Office of the Press Secretary
(Xian, People's Republic of China)
For Immediate Release June 26, 1998 10:35 A.M. (L)
REMARKS BY THE PRESIDENT
TO THE POOL
Village of Xiahe
People's Republic of China
Q Good morning, sir.
Q Mr. President, the Chinese arrested a couple of dissidents, one apparently for intending to do an interview with an American journalist. I wonder does such action make it more difficult for you to make the case to the American people that your policy of engagement is improving the lot of the Chinese people, is improving the human rights situation.
THE PRESIDENT: No. I found the reports disturbing, and I've asked Ambassador Sasser to raise it with the Chinese authorities. And, if true, they represent not China at its best and not China looking forward, but looking backward.
One of the reasons that I came here was to discuss both privately and publicly issues of personal freedom. So I think it's very important for me to do that. But I think it makes the case, it makes it all the more important that we continue to work with the Chinese and to engage them.
Q There have been some suggestions that you're going to

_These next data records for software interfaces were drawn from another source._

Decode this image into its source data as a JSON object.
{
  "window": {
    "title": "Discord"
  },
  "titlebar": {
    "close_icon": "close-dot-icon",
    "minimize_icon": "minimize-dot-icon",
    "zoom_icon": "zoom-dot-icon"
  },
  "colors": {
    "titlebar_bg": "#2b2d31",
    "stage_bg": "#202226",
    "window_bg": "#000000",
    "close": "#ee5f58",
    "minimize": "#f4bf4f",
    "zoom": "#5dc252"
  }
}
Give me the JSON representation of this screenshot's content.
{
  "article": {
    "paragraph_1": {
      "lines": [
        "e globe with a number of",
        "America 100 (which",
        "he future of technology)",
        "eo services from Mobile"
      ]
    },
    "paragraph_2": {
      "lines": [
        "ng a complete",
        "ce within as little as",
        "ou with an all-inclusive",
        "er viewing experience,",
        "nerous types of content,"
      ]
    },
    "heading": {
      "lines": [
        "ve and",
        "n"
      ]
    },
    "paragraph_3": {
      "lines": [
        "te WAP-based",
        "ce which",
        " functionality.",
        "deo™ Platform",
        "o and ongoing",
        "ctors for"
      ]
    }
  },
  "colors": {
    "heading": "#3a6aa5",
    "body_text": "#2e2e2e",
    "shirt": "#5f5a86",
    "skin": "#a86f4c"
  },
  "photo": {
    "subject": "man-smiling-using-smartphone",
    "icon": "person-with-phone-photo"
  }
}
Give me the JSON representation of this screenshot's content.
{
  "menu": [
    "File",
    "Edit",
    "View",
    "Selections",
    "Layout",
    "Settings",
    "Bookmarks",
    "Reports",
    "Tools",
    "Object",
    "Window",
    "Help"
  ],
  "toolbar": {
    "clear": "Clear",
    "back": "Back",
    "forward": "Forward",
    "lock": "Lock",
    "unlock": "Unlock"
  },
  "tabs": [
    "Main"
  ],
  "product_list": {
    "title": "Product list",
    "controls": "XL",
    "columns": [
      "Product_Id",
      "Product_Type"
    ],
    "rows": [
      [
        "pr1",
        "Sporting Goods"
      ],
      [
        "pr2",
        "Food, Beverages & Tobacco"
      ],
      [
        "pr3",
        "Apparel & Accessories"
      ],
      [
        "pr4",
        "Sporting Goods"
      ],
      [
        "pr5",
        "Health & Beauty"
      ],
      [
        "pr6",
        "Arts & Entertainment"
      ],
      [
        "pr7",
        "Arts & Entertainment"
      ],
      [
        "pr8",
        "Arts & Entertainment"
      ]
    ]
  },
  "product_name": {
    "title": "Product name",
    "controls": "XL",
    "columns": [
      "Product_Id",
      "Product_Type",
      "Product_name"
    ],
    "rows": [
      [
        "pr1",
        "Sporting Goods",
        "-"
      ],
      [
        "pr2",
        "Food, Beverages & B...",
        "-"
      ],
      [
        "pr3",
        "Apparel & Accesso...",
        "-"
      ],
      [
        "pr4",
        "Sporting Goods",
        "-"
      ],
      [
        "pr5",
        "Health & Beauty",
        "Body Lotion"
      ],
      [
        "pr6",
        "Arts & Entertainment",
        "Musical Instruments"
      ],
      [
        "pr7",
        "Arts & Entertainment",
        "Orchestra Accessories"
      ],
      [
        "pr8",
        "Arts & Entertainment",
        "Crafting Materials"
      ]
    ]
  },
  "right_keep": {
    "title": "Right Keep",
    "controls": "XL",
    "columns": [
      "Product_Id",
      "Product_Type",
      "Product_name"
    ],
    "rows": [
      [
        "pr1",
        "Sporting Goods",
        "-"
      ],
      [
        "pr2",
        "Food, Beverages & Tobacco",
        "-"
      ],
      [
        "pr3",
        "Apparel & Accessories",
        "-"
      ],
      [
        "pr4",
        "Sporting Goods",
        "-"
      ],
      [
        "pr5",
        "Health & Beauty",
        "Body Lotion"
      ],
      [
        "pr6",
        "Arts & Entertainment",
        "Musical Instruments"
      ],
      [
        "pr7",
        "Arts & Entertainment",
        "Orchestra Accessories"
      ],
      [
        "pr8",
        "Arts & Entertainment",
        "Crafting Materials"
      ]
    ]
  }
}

sort of accept the Chinese insistence, that during the press conference you're going to sort of declare the United States decision not supporting Taiwan independence, not supporting Taiwan's bid for the United Nations, and not supporting one China-one Taiwan, but two Chinas. Is it going to happen?
THE PRESIDENT: Well, first of all, you should come to the press conference to see what happens. But our position with regard to Taiwan is embodied in the three communiques and in the Taiwan Relations Act and in the facts of our relationship over the years. So I think it's obvious that there will be no change in our position one way or the other on this trip.
Q Mr. President, on a domestic matter, Mr. President, are you happy with the Susan McDougal -- Mr. President, are you happy for Susan McDougal? Do you feel --
THE PRESIDENT: Well, I'm concerned about her health and I hope that she gets better now. I think it's a -- I hope that it puts her in a position where she can get over her pain and her difficulty.
Q Sir, the line item veto, sir, was struck down. What do you think about that?
THE PRESIDENT: I'm disappointed. I think that having it has made it much easier to control spending and I think that -- and control special interest tax breaks. And so I hope very much that Congress will not use this decision to move away from the path of fiscal discipline that we have followed the last five years that has gotten us to our present state of economic prosperity. I think it would be a mistake.
Q Would you support a constitutional amendment to create a line item veto?
THE PRESS: Thank you.